And along comes their standard-bearer for President of the United States, saying Judge Gonzalo Curiel (who put his own life in danger by prosecuting cases involving Mexican drug cartels) cannot rule fairly on his case because his parents were Mexican.  And a Muslim judge probably can’t be trusted, either.  So far he hasn’t ruled on which other ethnic groups are unfit to serve on the Bench, but I suspect it’s just a matter of time.

It is not just a gross insult to the American judicial system (which certainly has its problems, but an over-representation of minority judges is not one of them) but it shows that Trump supports and promotes identity politics of the worst kind.  And the Vichy Republicans rushing to support him are proving that maybe they were never serious about their own rhetoric, either.  Not when Team Elephant taking the White House is at stake.

In response they’ll say Hillary Clinton will be a bad President.  Maybe she will.  But there is no moral equivalence between her flaws and the way Trump is poisoning everything he touches.  Not even close.

 

Steele Injustice

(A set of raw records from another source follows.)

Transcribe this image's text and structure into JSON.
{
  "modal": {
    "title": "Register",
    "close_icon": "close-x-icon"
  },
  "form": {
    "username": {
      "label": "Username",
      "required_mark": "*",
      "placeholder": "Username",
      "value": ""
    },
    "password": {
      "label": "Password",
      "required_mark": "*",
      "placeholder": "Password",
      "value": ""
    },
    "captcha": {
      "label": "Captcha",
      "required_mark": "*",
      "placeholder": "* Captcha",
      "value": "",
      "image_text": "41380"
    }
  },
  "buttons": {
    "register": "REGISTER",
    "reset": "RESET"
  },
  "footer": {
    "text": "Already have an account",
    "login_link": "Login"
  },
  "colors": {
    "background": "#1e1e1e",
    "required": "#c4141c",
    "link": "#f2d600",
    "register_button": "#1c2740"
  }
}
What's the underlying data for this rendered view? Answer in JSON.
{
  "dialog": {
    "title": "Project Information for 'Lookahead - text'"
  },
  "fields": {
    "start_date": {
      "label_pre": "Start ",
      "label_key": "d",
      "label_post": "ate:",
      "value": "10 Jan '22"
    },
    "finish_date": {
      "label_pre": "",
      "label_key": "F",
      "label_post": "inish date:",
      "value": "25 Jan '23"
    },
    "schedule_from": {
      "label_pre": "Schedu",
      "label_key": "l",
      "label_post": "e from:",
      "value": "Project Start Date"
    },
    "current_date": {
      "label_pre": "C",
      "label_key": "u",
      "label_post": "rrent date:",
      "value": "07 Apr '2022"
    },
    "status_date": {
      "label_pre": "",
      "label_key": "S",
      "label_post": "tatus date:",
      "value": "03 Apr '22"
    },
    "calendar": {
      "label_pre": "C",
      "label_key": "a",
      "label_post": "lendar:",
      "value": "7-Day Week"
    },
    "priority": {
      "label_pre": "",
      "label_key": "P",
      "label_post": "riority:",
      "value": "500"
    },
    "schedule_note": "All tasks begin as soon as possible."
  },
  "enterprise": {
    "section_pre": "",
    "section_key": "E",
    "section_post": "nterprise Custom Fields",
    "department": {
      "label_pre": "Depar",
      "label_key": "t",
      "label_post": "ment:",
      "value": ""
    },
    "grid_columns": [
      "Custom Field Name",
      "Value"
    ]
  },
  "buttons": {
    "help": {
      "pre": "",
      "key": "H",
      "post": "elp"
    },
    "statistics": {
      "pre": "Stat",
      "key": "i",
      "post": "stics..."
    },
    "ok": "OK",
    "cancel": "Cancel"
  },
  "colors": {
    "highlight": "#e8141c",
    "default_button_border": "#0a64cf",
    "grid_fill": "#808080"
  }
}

Without taking a position on the Steele Auto Group’s plans to bulldoze houses to expand their Honda dealership, let me say that I’ll keep this loathsome bullying in mind when the time comes for me to buy a new car:

A Halifax man who runs a satire website has received a cease and desist letter from a lawyer representing a car dealership he mocked for their expansion plans.

Matt Brand — who writes at brandreview.ca — posted a piece this week about Halifax Honda, which has come under fire recently for expansion plans in the city’s north end that involve demolishing several residential properties.

Steele Group  Launches Hondas Not Homes Campaign was the tongue-in-cheek headline on the story. “In direct response to the Homes Not Hondas Campaign, the Steele Auto Group has countered by launching a campaign of their own: Hondas not Homes.”

Brand has since removed the story from his site.

[…]

The cease and desist missive, penned by Halifax lawyer Nancy Rubin, says that a small hashtag at the bottom of the article labelling it satire does not make it defensible.

“While you are free to express your opinions on matters of public interest, so long as they are based on true facts, the creation of an entirely false group page and fake quotes is indefensible,” Rubin said.

“Even if considered ‘satire,’ satire is not protected speech in and of itself.”

Rubin insisted Brand “disable any public representation that the Steele Group launched or in any way was affiliated with the ‘Hondas not Homes campaign.’ Further, the false quotes must be removed and links to the defamatory postings disabled.”

I practice family and criminal law, not libel and slander cases, but I doubt this relatively mild, obvious satire is really defamatory.  Anyone who thinks it’s a real story probably believes Marilyn Manson is going door to door trying to shock people, too.  But it doesn’t have to be: Steele is a large company pushing around one man because it can.  The process is the punishment.

But as McDonald’s and Barbra Streisand found out, you can win a battle like this but lose the public-opinion war badly.  I hadn’t heard of brandreview.ca nor the Homes Not Hondas Campaign before, but I certainly have now.  And I bet I’m not alone.